- Jennifer's son sufferers from childhood OCD and is currently in therapy for his condition.
- In this article, Jennifer touches on the difficulty of parenting a child with a severe anxiety disorder, and the patience that is required of both parents.
- If you're the parent or caretaker of a child with OCD, be gentle with yourself and them. OCD is a complex and frustrating condition. Education and guidance are key to addressing it properly and helping your child heal.
Prior to children, conversations with my husband revolved around our religious views, childcare preferences, public school versus private school. Never in a million years, did I think our daily discussions would center around the number of times our son had asked, “What’s the point of life?” and “Why did God make me this way?” Or, on bad days, “You don’t know what it’s like to be inside my body. Just kill me! I don’t want to do this anymore.”
As my son’s condition worsened, these statements and questions became more and more frequent. I knew I had to get him help as quickly as I could. Our once happy, fun, active child was sad, angry and losing his love for life right in front of our eyes.

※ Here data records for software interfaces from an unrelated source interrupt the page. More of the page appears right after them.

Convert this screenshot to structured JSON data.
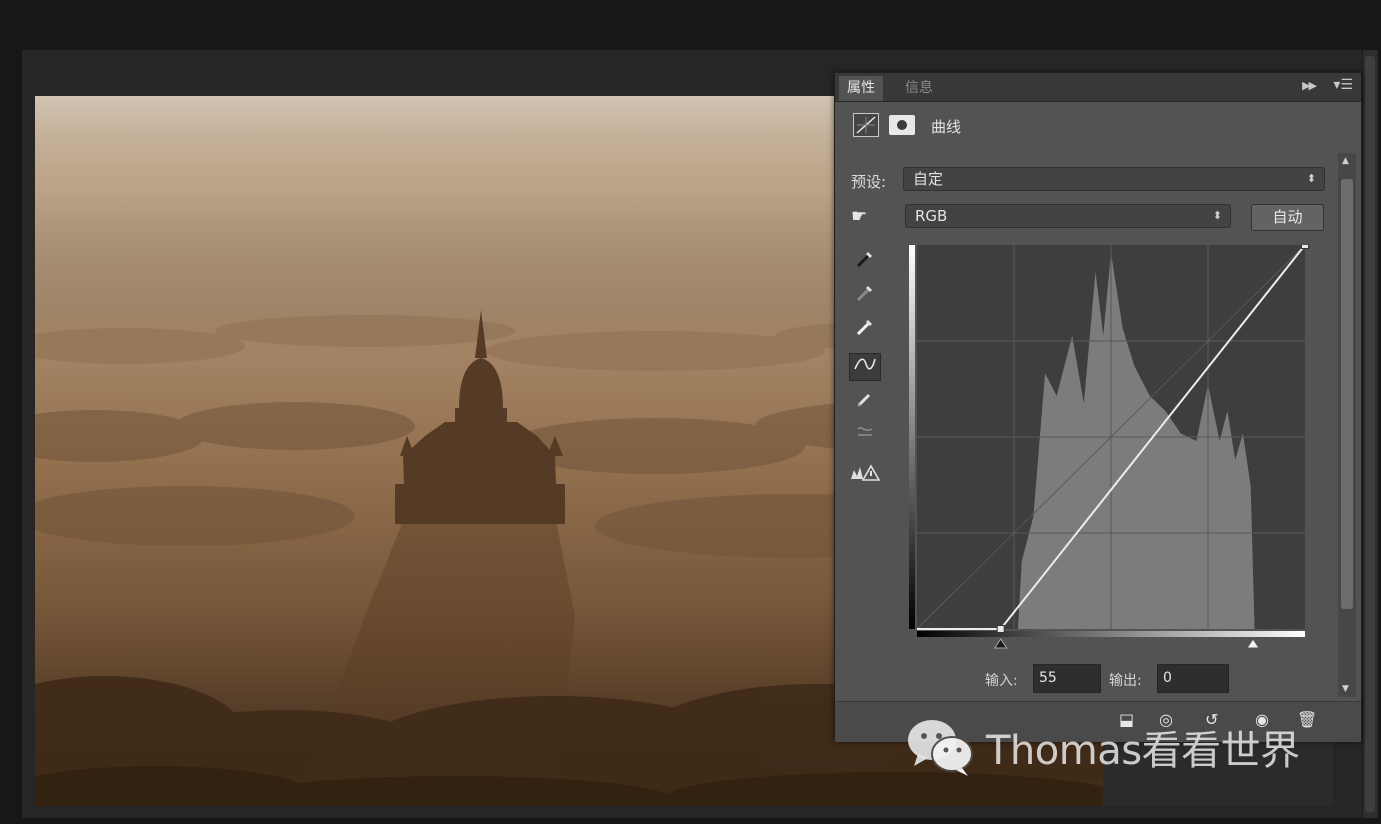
{
  "panel": {
    "tabs": [
      {
        "label": "属性",
        "active": true
      },
      {
        "label": "信息",
        "active": false
      }
    ],
    "collapse_icon": "double-arrow-right-icon",
    "menu_icon": "panel-menu-icon",
    "header": {
      "icons": [
        "curves-adjustment-icon",
        "layer-mask-icon"
      ],
      "title": "曲线"
    },
    "preset": {
      "label": "预设:",
      "value": "自定"
    },
    "channel": {
      "value": "RGB"
    },
    "auto_button": "自动",
    "tools": [
      "on-image-adjust-hand-icon",
      "black-point-eyedropper-icon",
      "gray-point-eyedropper-icon",
      "white-point-eyedropper-icon",
      "curve-edit-points-icon",
      "pencil-draw-icon",
      "smooth-curve-icon",
      "clipping-warning-icon"
    ],
    "curve": {
      "points": [
        [
          55,
          0
        ],
        [
          255,
          255
        ]
      ],
      "black_slider": 55,
      "white_slider": 255
    },
    "input": {
      "label": "输入:",
      "value": "55"
    },
    "output": {
      "label": "输出:",
      "value": "0"
    },
    "footer_icons": [
      "clip-to-layer-icon",
      "view-previous-state-icon",
      "reset-icon",
      "visibility-eye-icon",
      "trash-icon"
    ]
  },
  "watermark": {
    "text": "Thomas看看世界",
    "icon": "wechat-logo-icon"
  },
  "colors": {
    "panel_bg": "#535353",
    "graph_bg": "#3e3e3e",
    "histogram": "#7c7c7c",
    "curve": "#ececec"
  }
}
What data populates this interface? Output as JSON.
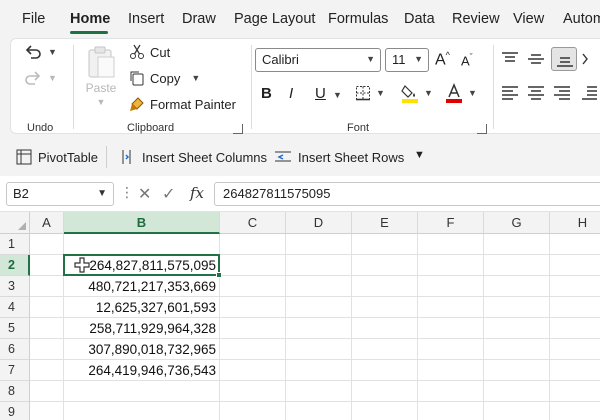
{
  "menu": {
    "tabs": [
      "File",
      "Home",
      "Insert",
      "Draw",
      "Page Layout",
      "Formulas",
      "Data",
      "Review",
      "View",
      "Autom"
    ],
    "active": "Home"
  },
  "ribbon": {
    "undo_group_label": "Undo",
    "clipboard": {
      "paste_label": "Paste",
      "cut_label": "Cut",
      "copy_label": "Copy",
      "format_painter_label": "Format Painter",
      "group_label": "Clipboard"
    },
    "font": {
      "font_name": "Calibri",
      "font_size": "11",
      "bold": "B",
      "italic": "I",
      "underline": "U",
      "group_label": "Font"
    }
  },
  "quick_access": {
    "pivot_table": "PivotTable",
    "insert_columns": "Insert Sheet Columns",
    "insert_rows": "Insert Sheet Rows"
  },
  "formula_bar": {
    "name_box": "B2",
    "fx": "fx",
    "value": "264827811575095"
  },
  "sheet": {
    "columns": [
      "A",
      "B",
      "C",
      "D",
      "E",
      "F",
      "G",
      "H"
    ],
    "selected_column": "B",
    "rows": [
      "1",
      "2",
      "3",
      "4",
      "5",
      "6",
      "7",
      "8",
      "9"
    ],
    "selected_row": "2",
    "column_b_values": [
      "",
      "264,827,811,575,095",
      "480,721,217,353,669",
      "12,625,327,601,593",
      "258,711,929,964,328",
      "307,890,018,732,965",
      "264,419,946,736,543",
      "",
      ""
    ]
  },
  "colors": {
    "accent": "#217346",
    "selected_header_bg": "#d3e7d9",
    "font_color_red": "#e00000",
    "highlight_yellow": "#ffe100"
  }
}
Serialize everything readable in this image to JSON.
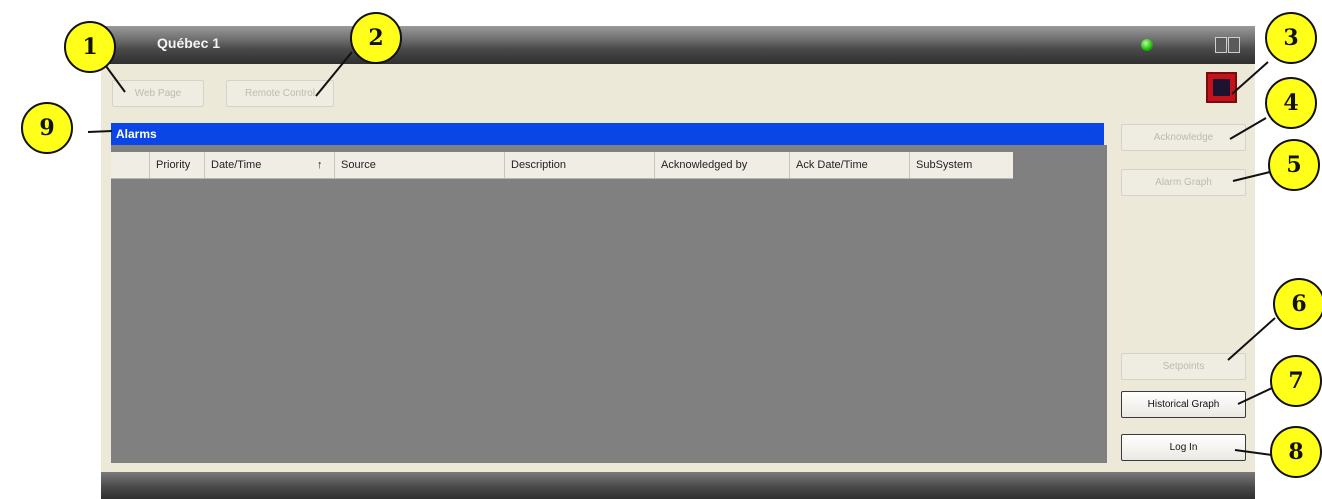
{
  "window": {
    "title": "Québec 1"
  },
  "toolbar": {
    "web_page": "Web Page",
    "remote_control": "Remote Control"
  },
  "alarms": {
    "header": "Alarms",
    "columns": [
      "Priority",
      "Date/Time",
      "Source",
      "Description",
      "Acknowledged by",
      "Ack Date/Time",
      "SubSystem"
    ],
    "sort_indicator": "↑"
  },
  "side_buttons": {
    "acknowledge": "Acknowledge",
    "alarm_graph": "Alarm Graph",
    "setpoints": "Setpoints",
    "historical_graph": "Historical Graph",
    "log_in": "Log In"
  },
  "callouts": [
    "1",
    "2",
    "3",
    "4",
    "5",
    "6",
    "7",
    "8",
    "9"
  ],
  "colors": {
    "accent": "#0a46e6",
    "callout_fill": "#ffff19",
    "status_led": "#1fb80a",
    "app_icon": "#c3121a"
  },
  "icons": {
    "status": "green-status-led-icon",
    "app": "application-logo-icon"
  }
}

At the time, he was only 7.
Thankfully, after years of doctors, misdiagnoses, various mental health counselors, psychiatrists, DNA testing, homeopathic approaches, and countless medications, we have finally started to see a light at the end of this dark tunnel. We have hope of regaining the child he used to be.
My son, who is now 11, suffers from Obsessive Compulsive Disorder — a condition that doesn’t just impact the individual, but their entire family. Reaching a proper diagnosis was the first hurdle. Now, our focus is on educating ourselves as parents while searching for the right psychiatrist to help our son heal.
Parenting a child with OCD requires an extreme amount of patience, understanding, love and acceptance. As a couple, you need to be united in supporting each other. But what happens when one parent has little to no patience, while the other is more understanding? Over time, it slowly creates an unexpected, unwanted divide. Responsibilities start falling on the understanding parent’s plate, leaving them overwhelmed, and at times, completely alone. Children quickly pick-up on who they can turn to, who understands them, and who they feel the safest confiding in. And once they do, that parent becomes the primary caretaker.
I found myself constantly reading books, searching for articles on the internet, skimming blogs, and reaching for any straws I could find to better understand what was going on. I began wondering why this wasn’t of equal importance to my husband. Why was he not putting forth the same effort? Why did it take him days to read the articles I printed out?
At the time, this left me feeling a range of emotions: confusion, sadness, anger and emptiness. I was struggling to comprehend this condition, while carrying the burden of having to teach what I learned to my husband and son. Many times I was left feeling trapped between the two people I love most. I had to convince my husband that this wasn’t something our son could “just stop, get over or ignore” like I’d heard him say so many times. Simultaneously, I was trying to walk my son through the necessary coping skills he’d learned in therapy.
Anyone with diagnosed OCD wants the thoughts and obsessions to “just stop.” But if this were possible, it wouldn’t be a medically recognized disorder, let alone one that’s considered so complex. Again, a foreign topic to most and difficult to wrap your head around, which is why it’s so important that both parents are invested in learning about the disorder and supporting one another through the process.
I’ve now found myself in a difficult situation. Our son needs help but not just from a doctor. He needs the at-home support of both his parents. He needs to be in a calm, loving environment. One that counters the negativity, anger and frustration of his OCD.
It’s difficult to be supportive without real knowledge of this disorder and how to properly parent a young child going through it. After many long, heartfelt conversations with my husband, I came to realize it’s not that he didn’t find this of equal importance, he just saw things differently. He saw our son as defiant and sometimes manipulative. In reality, he was none of these things. His constant, intrusive thoughts were keeping him from completing the tasks before him. For example, getting dressed for school in the morning was a huge undertaking. My son would dress and undress, sometimes taking well over 30 minutes. Why? Because in his mind he hears, “No, that’s wrong you should of used your left foot first,” or “No you didn’t do it quick enough, if you don’t redo it again your Mom will die.”
My husband saw this as our son not doing what was asked of him, stalling, and then lashing out. Really, he was struggling with a combination of intrusive thoughts, and fears of explaining these obsessions to his father. He was worried about being scolded and told to “just stop and do what’s asked of you.” This left both my son and husband feeling stuck and frustrated, and myself, torn between the two people I love.
I urge any couple raising a child with OCD to commit fully to learning about the disorder. It is difficult to support your partner if one of you doesn’t understand the condition at hand. As a couple, you need quality time together to keep the spark alive. And finally, find the proper therapists to teach your child about their condition, and you and your spouse about how to best support them through recovery. If you do so, you’re far more likely to remain a strong, united team during an incredibly difficult time.